On Tuesday, Chinese stocks weakened while other major Asian markets were mainly unchanged in continuing global trade wars.
The Shenzhen component closed 1.23 percent lower at 8,748.27 and the Shanghai composite dropped 0.96 percent at 2,862.28. The Shenzhen composite also dropped 1.434 percent at 1,494.15.
The Hang Seng index shed 0.7 percent. Stocks of Chinese technology giant Tencent tumbled 1.92 percent.
Japan’s benchmark Nikkei 225 closed just below the flat line at 20,408.54, with shares of index heavyweight Softbank Group dropping 3.27 percent. The Topix index also ended its trading day largely unchanged at 1,499.09.
South Korea’s benchmark Kospi closed slightly lower at 2,066.97.
On Tuesday, the ASX 200 soared 0.19 percent to close at 6,322.40 after the Reserve Bank of Australia said that it was cutting its cash rate by 25 basis points to 1.25 percent. The Australian dollar changed hands at $0.6986 after moving a previous low of $0.6958.
“Today’s decision to lower the cash rate will help make further inroads into the spare capacity in the economy,” RBA Governor Philip Lowe said in a report.
“We think we’ll see three more … we’re looking for the cash rate to fall to 0.5 percent by the middle of next year, i think the next move will come fairly quickly, probably in July or if not in August, then the reserve bank will sit back and see,” Shane Oliver, head of investment strategy and chief economist at AMP Capital Investors, told a news agency.
“I think ultimately the Reserve will have to do more than a couple of rate cuts to get unemployment going back down again, to get wages growth up and to get inflation moving towards their target,” he added.
“We wouldn’t be surprised if we were to see more rate cuts,” said Kristian Kolding, partner of the macroeconomic policy and forecasting team at Deloitte Access Economics, who said one more rate cut is likely. “However, the economy is, the way we see it is not as bad as some people think and as some people say. So, one rate cut now was expected, another one I’d say likely, but we wouldn’t be factoring (in) three rate cuts at this point in time.”
Meanwhile, Federal Open Market Committee voting member James Bullard said that an interest rate cut “may be warranted soon” because of the possible effect of global trade wars as well as frail U.S. inflation on financial development.
“The market has become even more aggressive in factoring in Fed easing over the past week,” strategists at Singapore’s DBS Bank wrote in a morning note.
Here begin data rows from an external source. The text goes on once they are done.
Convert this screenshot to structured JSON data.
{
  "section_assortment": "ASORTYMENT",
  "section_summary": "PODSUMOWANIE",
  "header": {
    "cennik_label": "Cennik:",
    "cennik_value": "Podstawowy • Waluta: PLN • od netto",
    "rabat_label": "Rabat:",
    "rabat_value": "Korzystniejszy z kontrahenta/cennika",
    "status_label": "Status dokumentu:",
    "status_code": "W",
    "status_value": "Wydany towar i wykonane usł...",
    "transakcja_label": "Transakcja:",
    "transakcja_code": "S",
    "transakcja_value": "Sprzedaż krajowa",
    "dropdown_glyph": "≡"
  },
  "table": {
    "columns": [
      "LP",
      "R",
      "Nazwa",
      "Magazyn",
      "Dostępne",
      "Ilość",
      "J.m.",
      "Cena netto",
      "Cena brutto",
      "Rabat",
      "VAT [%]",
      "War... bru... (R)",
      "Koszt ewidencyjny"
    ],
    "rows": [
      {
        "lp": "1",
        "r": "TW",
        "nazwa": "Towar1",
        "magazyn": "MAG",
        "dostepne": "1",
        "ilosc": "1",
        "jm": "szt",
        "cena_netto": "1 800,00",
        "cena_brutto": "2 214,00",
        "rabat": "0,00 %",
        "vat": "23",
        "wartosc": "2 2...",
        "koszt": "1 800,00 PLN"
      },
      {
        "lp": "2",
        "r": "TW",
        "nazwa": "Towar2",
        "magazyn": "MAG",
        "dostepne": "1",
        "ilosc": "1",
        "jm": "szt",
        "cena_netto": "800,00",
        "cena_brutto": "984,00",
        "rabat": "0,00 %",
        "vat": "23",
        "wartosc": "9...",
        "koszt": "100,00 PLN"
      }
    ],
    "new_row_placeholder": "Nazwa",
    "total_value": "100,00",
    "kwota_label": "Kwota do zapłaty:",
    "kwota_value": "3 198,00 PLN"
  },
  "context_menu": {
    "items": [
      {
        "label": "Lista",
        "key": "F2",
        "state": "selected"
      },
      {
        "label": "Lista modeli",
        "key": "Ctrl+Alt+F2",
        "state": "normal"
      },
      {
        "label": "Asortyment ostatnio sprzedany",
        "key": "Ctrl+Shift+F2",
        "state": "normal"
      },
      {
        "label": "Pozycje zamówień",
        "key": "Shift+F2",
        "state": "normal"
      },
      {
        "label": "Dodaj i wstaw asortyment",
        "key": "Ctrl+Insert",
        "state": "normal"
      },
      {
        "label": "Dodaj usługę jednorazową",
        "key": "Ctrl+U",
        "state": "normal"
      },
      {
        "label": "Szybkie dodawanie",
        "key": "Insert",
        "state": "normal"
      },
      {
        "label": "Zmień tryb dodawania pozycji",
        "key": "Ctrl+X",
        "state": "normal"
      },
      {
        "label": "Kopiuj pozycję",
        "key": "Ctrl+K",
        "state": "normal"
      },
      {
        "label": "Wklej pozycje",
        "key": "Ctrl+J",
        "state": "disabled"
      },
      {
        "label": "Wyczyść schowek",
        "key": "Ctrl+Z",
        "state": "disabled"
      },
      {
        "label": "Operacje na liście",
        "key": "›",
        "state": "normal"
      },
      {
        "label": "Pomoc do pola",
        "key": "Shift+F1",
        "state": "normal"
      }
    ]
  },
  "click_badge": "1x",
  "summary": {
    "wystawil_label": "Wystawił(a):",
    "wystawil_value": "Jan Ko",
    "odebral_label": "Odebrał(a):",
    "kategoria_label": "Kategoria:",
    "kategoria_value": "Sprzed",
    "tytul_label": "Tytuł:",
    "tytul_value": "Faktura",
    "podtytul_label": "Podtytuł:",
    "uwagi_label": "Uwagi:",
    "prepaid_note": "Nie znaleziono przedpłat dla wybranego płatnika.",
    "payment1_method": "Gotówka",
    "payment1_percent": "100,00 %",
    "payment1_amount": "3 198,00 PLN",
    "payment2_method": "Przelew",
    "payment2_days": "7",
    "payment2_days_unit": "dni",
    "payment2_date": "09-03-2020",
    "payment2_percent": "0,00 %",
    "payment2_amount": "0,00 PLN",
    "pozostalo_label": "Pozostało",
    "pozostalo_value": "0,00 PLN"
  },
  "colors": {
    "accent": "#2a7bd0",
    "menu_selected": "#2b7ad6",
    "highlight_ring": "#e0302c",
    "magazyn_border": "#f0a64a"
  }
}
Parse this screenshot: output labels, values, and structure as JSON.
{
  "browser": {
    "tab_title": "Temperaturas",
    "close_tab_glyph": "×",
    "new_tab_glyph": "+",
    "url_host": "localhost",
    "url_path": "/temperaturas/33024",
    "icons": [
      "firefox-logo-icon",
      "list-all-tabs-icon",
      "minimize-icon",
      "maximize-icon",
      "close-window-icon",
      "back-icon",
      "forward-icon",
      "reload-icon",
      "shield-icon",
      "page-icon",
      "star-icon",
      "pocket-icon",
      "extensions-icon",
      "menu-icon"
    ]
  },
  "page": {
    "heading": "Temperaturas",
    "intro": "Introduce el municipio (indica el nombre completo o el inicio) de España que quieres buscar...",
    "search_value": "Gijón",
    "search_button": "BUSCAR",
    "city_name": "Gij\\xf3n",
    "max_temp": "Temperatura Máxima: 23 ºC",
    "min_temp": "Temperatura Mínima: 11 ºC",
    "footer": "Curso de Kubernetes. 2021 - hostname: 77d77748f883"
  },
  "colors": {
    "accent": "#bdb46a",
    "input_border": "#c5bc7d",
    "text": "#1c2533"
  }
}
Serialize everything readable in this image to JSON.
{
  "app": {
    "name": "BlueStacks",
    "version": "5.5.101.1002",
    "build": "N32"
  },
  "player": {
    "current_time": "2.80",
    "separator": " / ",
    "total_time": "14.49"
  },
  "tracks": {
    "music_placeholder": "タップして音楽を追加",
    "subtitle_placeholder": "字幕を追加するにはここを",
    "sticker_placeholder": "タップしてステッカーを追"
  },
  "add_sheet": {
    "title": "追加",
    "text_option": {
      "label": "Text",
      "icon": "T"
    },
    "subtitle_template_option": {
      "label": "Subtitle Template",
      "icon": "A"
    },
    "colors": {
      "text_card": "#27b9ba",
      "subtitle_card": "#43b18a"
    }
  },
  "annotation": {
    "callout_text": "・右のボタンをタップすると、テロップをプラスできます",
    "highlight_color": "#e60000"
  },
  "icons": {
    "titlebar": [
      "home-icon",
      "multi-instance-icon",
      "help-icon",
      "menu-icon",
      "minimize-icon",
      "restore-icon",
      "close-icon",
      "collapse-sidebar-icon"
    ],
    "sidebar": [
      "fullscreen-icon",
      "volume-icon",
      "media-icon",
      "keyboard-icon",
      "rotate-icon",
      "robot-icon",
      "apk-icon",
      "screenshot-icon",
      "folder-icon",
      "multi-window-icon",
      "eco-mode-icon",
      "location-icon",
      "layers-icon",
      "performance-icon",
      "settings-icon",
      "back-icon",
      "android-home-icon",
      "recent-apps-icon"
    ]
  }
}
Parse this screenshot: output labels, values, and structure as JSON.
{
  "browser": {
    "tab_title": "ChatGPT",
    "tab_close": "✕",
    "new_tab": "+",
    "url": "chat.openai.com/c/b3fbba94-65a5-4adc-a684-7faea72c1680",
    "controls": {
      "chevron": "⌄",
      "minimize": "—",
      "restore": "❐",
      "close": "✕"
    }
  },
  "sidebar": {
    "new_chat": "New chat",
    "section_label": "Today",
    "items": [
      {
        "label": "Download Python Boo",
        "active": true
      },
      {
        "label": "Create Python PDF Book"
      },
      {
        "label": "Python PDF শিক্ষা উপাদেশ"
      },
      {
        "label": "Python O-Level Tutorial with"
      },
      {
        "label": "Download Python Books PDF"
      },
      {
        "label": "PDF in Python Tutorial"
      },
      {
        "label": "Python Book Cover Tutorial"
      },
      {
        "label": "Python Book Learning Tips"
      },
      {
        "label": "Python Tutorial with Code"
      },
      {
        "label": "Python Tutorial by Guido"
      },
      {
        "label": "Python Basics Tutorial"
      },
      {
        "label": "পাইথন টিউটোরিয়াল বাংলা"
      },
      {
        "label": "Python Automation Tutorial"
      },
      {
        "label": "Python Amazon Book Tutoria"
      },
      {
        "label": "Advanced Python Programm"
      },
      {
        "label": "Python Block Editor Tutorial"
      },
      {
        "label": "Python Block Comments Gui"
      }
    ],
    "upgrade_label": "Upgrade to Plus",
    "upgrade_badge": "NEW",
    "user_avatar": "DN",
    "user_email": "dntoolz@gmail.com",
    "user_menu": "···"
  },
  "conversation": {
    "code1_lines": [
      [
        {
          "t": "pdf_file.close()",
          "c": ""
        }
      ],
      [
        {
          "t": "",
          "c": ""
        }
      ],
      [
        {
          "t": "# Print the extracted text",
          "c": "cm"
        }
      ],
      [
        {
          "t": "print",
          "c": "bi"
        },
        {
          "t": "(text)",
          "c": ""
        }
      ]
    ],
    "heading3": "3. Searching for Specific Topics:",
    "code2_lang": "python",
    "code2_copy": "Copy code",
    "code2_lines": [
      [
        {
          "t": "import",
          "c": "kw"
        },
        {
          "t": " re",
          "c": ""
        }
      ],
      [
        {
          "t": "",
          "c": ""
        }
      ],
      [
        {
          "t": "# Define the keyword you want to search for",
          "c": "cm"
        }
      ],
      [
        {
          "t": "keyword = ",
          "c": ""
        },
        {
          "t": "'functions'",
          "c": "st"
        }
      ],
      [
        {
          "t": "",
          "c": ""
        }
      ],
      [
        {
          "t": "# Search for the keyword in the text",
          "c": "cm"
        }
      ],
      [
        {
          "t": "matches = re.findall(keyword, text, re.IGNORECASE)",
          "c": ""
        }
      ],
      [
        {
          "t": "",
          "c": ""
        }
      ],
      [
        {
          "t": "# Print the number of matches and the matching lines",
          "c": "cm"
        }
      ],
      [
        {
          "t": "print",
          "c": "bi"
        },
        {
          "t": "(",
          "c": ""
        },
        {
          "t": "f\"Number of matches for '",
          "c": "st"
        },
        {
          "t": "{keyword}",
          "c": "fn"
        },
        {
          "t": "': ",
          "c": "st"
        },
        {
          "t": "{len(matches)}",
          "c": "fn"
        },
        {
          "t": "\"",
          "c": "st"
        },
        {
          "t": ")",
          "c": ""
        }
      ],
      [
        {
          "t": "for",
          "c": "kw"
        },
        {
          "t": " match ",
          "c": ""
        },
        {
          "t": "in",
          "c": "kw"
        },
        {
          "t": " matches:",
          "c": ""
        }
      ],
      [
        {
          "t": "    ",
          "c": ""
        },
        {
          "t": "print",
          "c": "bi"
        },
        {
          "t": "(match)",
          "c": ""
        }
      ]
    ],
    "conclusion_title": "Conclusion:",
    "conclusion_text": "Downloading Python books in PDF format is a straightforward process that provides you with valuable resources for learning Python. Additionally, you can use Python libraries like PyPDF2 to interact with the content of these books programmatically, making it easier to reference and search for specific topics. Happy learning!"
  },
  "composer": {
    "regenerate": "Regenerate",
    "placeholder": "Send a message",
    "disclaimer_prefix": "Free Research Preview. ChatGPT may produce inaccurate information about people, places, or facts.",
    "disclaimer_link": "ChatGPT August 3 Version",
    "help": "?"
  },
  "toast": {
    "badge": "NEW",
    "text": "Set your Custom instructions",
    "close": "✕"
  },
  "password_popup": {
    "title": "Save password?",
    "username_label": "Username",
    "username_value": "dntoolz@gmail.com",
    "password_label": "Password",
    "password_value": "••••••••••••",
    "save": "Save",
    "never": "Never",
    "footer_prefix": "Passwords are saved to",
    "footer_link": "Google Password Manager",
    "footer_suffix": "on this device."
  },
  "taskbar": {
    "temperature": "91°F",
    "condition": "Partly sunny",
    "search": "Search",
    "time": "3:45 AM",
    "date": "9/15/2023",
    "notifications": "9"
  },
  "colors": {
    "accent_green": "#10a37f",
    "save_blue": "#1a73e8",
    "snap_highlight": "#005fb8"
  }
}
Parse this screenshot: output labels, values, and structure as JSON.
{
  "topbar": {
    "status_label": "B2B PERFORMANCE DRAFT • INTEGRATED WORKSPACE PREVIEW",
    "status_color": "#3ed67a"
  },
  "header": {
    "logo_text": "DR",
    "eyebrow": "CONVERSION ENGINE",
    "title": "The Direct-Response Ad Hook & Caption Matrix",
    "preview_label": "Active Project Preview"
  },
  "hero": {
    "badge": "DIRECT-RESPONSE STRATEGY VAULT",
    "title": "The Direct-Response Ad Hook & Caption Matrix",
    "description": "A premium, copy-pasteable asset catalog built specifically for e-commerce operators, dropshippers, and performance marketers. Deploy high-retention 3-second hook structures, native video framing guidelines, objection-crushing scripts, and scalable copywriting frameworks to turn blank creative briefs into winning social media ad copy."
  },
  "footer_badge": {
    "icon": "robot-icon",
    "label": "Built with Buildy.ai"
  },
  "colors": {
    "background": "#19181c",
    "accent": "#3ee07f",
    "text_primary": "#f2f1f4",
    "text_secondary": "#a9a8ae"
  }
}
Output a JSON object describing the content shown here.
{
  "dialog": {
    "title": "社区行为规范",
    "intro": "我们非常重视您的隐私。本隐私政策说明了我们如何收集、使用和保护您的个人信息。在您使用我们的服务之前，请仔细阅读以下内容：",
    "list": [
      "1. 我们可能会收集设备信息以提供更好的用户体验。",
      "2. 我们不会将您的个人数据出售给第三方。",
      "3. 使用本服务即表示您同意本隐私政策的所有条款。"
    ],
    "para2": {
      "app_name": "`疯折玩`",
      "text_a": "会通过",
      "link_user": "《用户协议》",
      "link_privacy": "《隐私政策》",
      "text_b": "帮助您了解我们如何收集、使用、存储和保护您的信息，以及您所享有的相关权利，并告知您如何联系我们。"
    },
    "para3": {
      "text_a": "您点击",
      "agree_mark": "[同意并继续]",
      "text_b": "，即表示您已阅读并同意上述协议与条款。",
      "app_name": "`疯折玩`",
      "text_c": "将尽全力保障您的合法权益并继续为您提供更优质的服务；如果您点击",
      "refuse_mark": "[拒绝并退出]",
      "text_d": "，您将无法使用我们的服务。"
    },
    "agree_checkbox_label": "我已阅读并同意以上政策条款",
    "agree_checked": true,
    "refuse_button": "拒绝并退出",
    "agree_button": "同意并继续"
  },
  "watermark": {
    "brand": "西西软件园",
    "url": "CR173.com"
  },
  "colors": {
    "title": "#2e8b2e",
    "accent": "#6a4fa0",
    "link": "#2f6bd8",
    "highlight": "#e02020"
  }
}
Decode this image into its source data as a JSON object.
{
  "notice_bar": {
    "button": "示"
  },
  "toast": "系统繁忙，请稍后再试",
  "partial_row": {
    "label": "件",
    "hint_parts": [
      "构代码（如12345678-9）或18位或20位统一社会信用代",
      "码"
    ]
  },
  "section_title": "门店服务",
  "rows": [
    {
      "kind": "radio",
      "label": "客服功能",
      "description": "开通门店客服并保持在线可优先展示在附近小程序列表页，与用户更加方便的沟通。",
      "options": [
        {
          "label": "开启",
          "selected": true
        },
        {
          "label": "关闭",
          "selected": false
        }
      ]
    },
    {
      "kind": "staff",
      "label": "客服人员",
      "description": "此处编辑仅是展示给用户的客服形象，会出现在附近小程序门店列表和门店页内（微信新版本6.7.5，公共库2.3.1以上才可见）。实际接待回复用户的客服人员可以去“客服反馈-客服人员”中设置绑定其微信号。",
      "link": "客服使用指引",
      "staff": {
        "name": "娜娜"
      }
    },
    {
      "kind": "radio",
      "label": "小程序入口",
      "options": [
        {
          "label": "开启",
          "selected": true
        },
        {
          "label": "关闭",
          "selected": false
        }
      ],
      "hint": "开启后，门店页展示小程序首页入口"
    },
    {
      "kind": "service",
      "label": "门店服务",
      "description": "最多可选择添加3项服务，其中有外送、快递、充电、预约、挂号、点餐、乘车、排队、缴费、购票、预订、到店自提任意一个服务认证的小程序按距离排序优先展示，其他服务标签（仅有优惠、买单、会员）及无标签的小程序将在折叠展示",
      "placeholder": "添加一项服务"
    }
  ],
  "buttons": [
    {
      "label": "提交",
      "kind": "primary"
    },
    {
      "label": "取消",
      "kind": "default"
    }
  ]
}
They added that four cuts are now factored in, by end 2020, as compared to three a week ago.
Investors remain to watch for developments on U.S. and China trade spat, with tensions having escalated since the two economic capitals involved in a tariff rise on each other’s goods in May.
“There won’t be a deal and they’ll go away and then eventually the U.S. will follow through … on the tariffs, on the remaining parts of imports from China,” Rob Subbaraman, head of global macro research at Nomura, told a news agency.
“On the U.S. side, opening up the front of going after China’s technology companies has very strong support from Congress. And on the China side, I think in the past week, we’ve seen … a real step up in rhetoric and retaliation and I think there is a groundswell of kind of nationalism building on the China side,” he said.
The U.S. dollar index, which tracks the greenback versus a basket of its peers, was at 97.055 after slipping from levels over 97.6 yesterday. The Japanese yen traded at 107.87 versus the dollar after moving levels around 109.9 a week ago.
In the afternoon of Asian trading hours, oil prices were lower with the international benchmark Brent crude futures contract falling 0.42 percent to $61.02 per barrel and U.S. crude futures weakening 0.34 percent to $53.07 per barrel.